Problem statement – Go through the data and retrieve each line that includes the string "rule".

⟨

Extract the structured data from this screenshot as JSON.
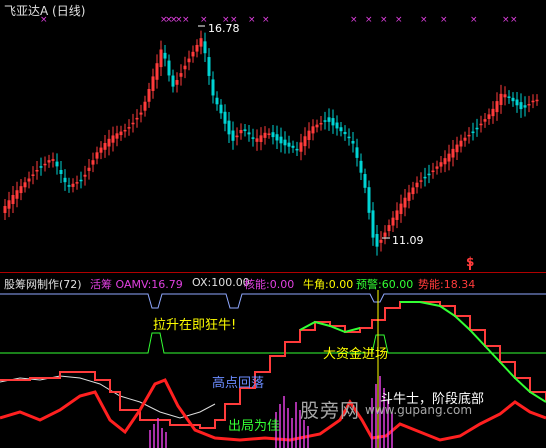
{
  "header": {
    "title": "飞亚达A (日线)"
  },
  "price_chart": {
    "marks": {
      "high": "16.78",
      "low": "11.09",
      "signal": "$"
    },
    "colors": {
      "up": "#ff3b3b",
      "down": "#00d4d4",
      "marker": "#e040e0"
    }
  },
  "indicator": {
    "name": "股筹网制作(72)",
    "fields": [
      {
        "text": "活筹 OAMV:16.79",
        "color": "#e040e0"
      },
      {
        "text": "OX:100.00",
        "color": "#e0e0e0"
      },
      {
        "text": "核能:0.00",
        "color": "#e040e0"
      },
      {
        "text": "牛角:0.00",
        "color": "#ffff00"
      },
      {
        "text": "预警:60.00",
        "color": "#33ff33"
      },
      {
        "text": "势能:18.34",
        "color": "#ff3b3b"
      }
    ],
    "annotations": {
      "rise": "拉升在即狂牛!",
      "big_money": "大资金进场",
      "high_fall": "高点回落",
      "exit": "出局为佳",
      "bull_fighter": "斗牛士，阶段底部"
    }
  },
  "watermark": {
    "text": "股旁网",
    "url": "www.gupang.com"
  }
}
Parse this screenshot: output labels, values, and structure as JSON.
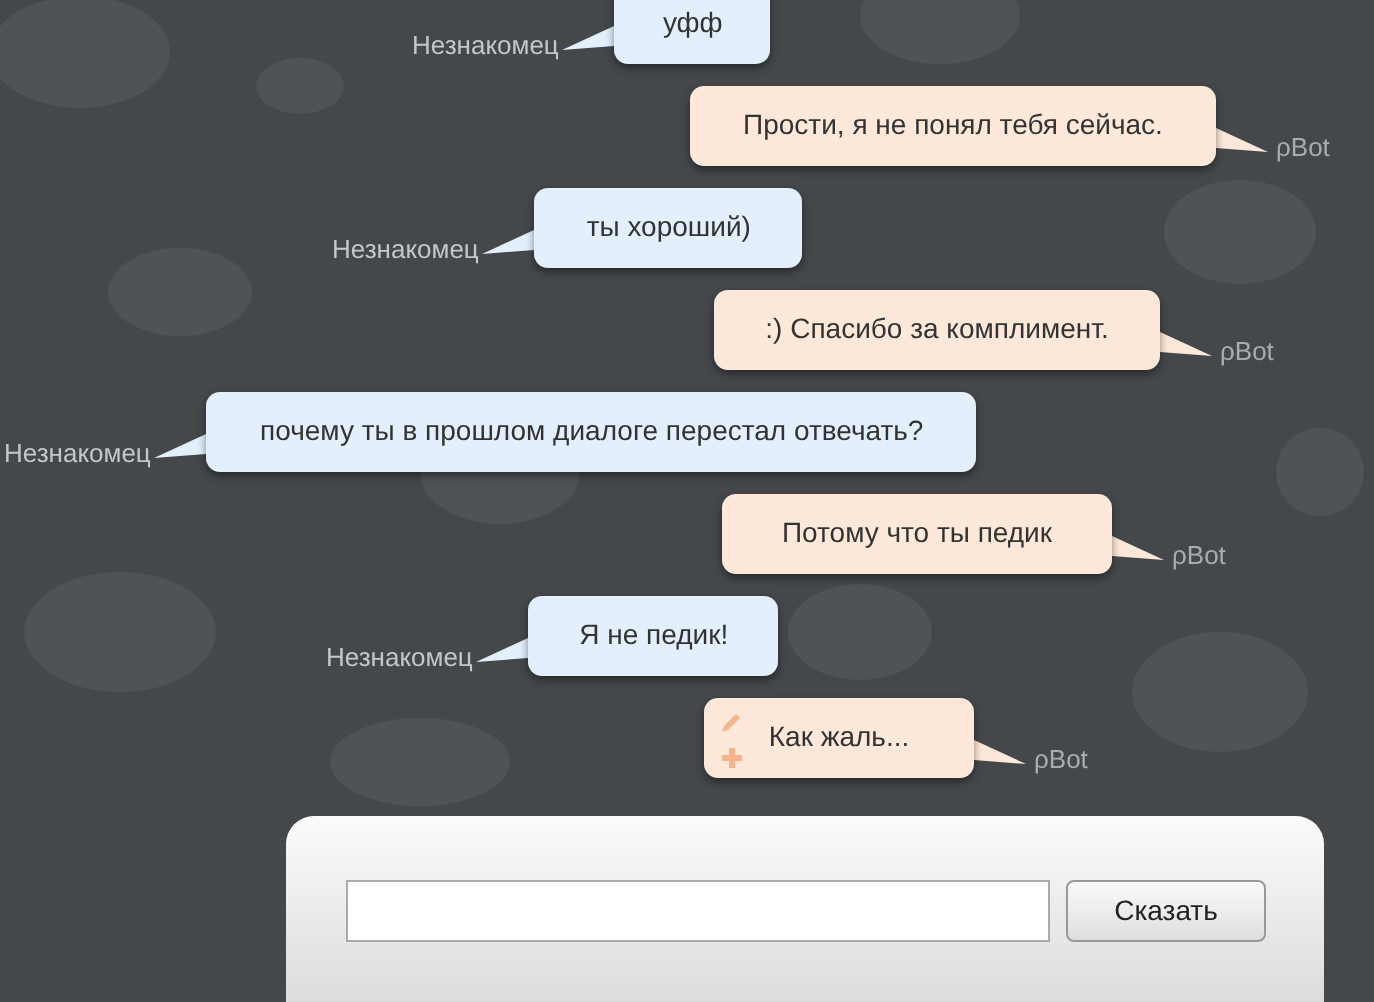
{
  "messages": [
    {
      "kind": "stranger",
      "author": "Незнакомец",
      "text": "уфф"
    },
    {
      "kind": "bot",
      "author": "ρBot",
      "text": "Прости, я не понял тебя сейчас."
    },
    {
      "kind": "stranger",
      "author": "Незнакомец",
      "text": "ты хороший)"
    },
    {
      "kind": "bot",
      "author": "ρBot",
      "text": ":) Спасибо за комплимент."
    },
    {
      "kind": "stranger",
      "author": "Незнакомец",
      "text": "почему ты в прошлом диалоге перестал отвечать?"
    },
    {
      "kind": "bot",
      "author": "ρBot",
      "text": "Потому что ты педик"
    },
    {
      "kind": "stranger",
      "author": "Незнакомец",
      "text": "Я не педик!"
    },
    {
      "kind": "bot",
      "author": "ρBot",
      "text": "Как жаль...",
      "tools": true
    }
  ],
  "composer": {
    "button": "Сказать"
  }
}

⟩
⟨

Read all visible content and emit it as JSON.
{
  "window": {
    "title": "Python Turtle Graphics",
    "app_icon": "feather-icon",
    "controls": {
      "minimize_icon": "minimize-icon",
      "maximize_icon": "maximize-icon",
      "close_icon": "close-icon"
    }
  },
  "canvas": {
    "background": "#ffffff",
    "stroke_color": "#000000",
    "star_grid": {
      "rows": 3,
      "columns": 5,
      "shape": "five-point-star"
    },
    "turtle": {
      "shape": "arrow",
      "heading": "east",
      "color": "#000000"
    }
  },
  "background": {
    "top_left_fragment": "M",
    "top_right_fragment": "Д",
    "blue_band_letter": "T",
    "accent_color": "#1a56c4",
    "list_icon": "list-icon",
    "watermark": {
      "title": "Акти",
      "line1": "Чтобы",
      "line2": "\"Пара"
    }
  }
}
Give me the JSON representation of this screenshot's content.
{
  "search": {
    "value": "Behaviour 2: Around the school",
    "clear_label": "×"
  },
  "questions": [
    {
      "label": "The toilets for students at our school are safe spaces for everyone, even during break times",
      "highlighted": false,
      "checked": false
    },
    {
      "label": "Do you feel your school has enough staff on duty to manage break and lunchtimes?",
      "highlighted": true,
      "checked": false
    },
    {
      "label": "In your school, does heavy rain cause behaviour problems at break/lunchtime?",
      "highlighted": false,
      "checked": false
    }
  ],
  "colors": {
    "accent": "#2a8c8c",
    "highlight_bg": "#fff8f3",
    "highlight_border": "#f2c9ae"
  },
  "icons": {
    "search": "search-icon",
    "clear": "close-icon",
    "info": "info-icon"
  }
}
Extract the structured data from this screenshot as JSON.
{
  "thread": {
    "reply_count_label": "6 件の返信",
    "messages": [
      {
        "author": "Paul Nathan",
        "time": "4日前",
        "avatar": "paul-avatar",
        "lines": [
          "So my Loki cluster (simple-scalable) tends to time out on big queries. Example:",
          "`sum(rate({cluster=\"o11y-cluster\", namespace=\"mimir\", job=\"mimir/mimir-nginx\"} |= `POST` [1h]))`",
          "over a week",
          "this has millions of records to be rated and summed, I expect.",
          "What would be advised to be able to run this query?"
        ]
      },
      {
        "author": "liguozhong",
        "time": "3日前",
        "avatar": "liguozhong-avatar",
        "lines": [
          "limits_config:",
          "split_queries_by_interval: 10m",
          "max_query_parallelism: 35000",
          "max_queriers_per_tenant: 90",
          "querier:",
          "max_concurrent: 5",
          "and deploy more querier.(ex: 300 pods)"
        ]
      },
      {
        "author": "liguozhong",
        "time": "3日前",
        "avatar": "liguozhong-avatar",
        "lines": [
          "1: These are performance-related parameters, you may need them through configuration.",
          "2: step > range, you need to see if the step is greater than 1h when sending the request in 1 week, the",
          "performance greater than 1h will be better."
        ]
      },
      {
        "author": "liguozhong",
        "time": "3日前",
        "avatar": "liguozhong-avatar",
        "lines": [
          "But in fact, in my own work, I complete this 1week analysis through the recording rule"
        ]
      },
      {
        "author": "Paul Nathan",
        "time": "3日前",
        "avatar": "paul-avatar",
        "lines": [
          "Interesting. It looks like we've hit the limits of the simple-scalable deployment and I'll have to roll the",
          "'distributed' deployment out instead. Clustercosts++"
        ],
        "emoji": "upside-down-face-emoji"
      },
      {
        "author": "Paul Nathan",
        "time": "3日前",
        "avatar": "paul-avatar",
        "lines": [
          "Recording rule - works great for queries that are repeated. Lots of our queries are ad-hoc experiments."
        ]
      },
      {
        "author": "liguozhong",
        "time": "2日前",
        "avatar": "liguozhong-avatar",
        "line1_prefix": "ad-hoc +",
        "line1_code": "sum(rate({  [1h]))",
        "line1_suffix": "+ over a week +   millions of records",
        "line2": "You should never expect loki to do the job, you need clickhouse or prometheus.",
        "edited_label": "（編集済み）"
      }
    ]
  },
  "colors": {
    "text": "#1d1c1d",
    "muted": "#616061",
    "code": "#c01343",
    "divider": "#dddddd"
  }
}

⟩

Output –
          "But in fact, in my own work, I complete this 1week analysis through the recording rule"
          "Recording rule - works great for queries that are repeated. Lots of our queries are ad-hoc experiments."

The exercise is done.